Apr 05
Want-More-Women-in-Tech-Here-Are-Four-Ways-to-Hire-(and-Retain)-More-of-Them

Want More Women in Tech? Here Are Four Ways to Hire (and Retain) More of Them

More and more women are taking up space in the workplace. Take the information technology (IT) sector, for instance. More women now work as software developers, computer network engineers, and database administrators, among other positions. And they do it well.

However, the IT industry is still largely a world built for men by men. So, aside from having to demonstrate considerable technical skills, women also have to contend with an environment that won’t always suit them as well as their male counterparts.

So while women are starting to gain momentum in the IT industry, data shows that they’re still underrepresented.

But there are ways to hire AND retain more women in tech. Here are just a handful of them:

Evaluate Your Organisation’s Culture

Evaluate-Your-Organisation’s-Culture

What does it look like? Do you have a collaborative environment that empowers everyone to share ideas and information? Or is it rife with divisive silos that operate separately?

If you see that your employees generally work well with new people just as well as they do with their respective teams (or independently), that’s great. Ideally, you want a culture of shared work that welcomes people from different backgrounds – especially women.

Furthermore, today’s work environment prizes higher emotional intelligence (EQ). And regardless of whether your industry is in IT or engineering, you need employees who are collaborative, positive, and expressive – which women are known to be.

Make an Effort to Understand Women’s Struggles

Make an Effort to Understand Women’s Struggles

The best way to understand women’s struggles is to experience them. However, that’s not always possible. (Duh.)

So, what’s the next best thing? It’s to listen, and I mean, truly listen.
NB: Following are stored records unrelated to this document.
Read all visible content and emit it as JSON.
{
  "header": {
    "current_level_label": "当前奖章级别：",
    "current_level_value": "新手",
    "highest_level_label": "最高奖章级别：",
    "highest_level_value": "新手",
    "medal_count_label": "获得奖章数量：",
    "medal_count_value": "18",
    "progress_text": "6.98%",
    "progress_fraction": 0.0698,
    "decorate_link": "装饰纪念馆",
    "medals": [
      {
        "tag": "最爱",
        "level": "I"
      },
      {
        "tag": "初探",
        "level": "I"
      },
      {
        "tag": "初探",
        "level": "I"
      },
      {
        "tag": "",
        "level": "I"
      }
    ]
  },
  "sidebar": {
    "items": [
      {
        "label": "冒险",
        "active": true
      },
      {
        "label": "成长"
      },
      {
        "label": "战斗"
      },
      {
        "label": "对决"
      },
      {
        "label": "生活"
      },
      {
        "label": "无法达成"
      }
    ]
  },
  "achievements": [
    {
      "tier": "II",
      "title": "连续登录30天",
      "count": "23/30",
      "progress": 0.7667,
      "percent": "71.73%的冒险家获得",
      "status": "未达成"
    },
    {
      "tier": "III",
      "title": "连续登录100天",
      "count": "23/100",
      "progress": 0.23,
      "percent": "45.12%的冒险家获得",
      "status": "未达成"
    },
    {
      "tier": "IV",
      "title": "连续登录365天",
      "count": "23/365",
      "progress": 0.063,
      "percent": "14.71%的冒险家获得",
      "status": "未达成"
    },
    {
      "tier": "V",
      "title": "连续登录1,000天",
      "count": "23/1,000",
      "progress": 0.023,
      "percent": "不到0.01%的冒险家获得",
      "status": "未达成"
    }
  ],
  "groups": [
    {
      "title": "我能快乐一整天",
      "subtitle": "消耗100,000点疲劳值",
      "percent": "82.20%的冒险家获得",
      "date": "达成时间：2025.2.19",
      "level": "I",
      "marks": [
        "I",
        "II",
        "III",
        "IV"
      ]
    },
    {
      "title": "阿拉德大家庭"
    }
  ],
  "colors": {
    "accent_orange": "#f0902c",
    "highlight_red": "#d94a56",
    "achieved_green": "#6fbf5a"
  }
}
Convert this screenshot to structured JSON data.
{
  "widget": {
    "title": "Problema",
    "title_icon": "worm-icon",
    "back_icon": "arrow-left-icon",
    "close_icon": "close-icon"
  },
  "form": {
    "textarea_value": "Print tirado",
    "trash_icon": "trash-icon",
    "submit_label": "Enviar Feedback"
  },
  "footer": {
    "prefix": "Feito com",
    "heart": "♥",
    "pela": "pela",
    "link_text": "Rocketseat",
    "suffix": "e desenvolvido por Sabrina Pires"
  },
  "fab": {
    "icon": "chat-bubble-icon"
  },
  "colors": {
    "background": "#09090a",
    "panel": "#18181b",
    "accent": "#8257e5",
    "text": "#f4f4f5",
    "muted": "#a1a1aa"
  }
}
Ask your women employees to share their experiences about what it’s like to work in a male-dominated industry through virtual discussions and workshops. More importantly, encourage others to ask questions, reach out, and connect.

Doing so will help your organisation gain a deeper understanding of women’s struggles – and how they can create a more supportive environment for everyone.

Furthermore, these discussions can help shatter prejudice, which is usually what fuels the discrimination against women in the workplace.

Welcome Non-Traditional Paths

Welcome-Non-Traditional-Paths

When you’re hiring remotely, it’s highly likely that your candidates will come from different backgrounds. Despite lots of companies acknowledging this fact, women are still at a disadvantage compared to their male counterparts.

Why is this so?

Many women who choose to have kids usually re-enter the workforce after a few years, when their children are old enough to go to school. Thus, they often find that the industry has moved on significantly in the intervening years.

Worse still, employers are wary to hire them back due to the sizable employment gap.

So it’s important to bear in mind that candidates are more than their CV’s. There are many professionals who take a break to raise families, prioritise their health, and even pursue further learning via new experiences or learning different skills.

Though IT is constantly evolving, it’s never impossible for someone to catch up on new codes and software they’re willing to put in the work and effort.

Thus, if you want an inclusive and progressive work environment, welcome candidates with non-linear career paths.

Be Flexible and Provide Support

Be Flexible and Provide Support

Life outside work doesn’t stop from 9 AM to 5 PM (however much we want it to). Your employees may also be parents and are likely to encounter emergencies at home that they need to attend to at some point in time. (This goes for fathers too, btw.)

Rather than fight against it, accept it as part of an adult’s working life and make space for it.

In other words, be flexible with work arrangements for working parents, even more so for single working mothers. As long as their ability to turn in their deliverables on time isn’t affected, a flexible work schedule shouldn’t be an issue.

Additionally, if you’re welcoming more women in the workplace, it would be better to introduce them to people they might be able to relate to. Think of a senior female leader who has been with the company for a year or more, for example. Doing so, especially in the beginning, will prevent your new hires from feeling out of place or out of their depth.

 

Looking to hire more female tech experts?

Remote Staff has been the go-to hiring partner of Australian SMEs and entrepreneurs when it comes to skilled remote workers from the Philippines for the last 15 years. Hence, if you’re looking to add more women in tech, our rich and diverse talent pool’s got you covered.

Call us today or schedule a call back so we can get started.

 

Facebook Comments
Never Miss
Another Article

Get free and fresh content
from the Remote Staff Blog

Disclaimer: The above article was written according to the information available as of press time.
All opinions and beliefs expressed herein do not necessarily reflect those of Remote Staff's, its employees, subcontractors, clients, and affiliates.

About The Author

Serena has been working remotely and writing content for the better part of the last decade. To date, she's written for Pepper.ph and Mabuhay Magazine, among others, and has churned out more than a thousand articles on everything from The Basics of Stock Market Investing to How to Make Milk Tea-Flavored Taho at home. Hermits, aspiring hermits, and non-hermits with interesting project propositions may email her at serena.estrella10@gmail.com.

Leave a reply

Your email address will not be published. Required fields are marked *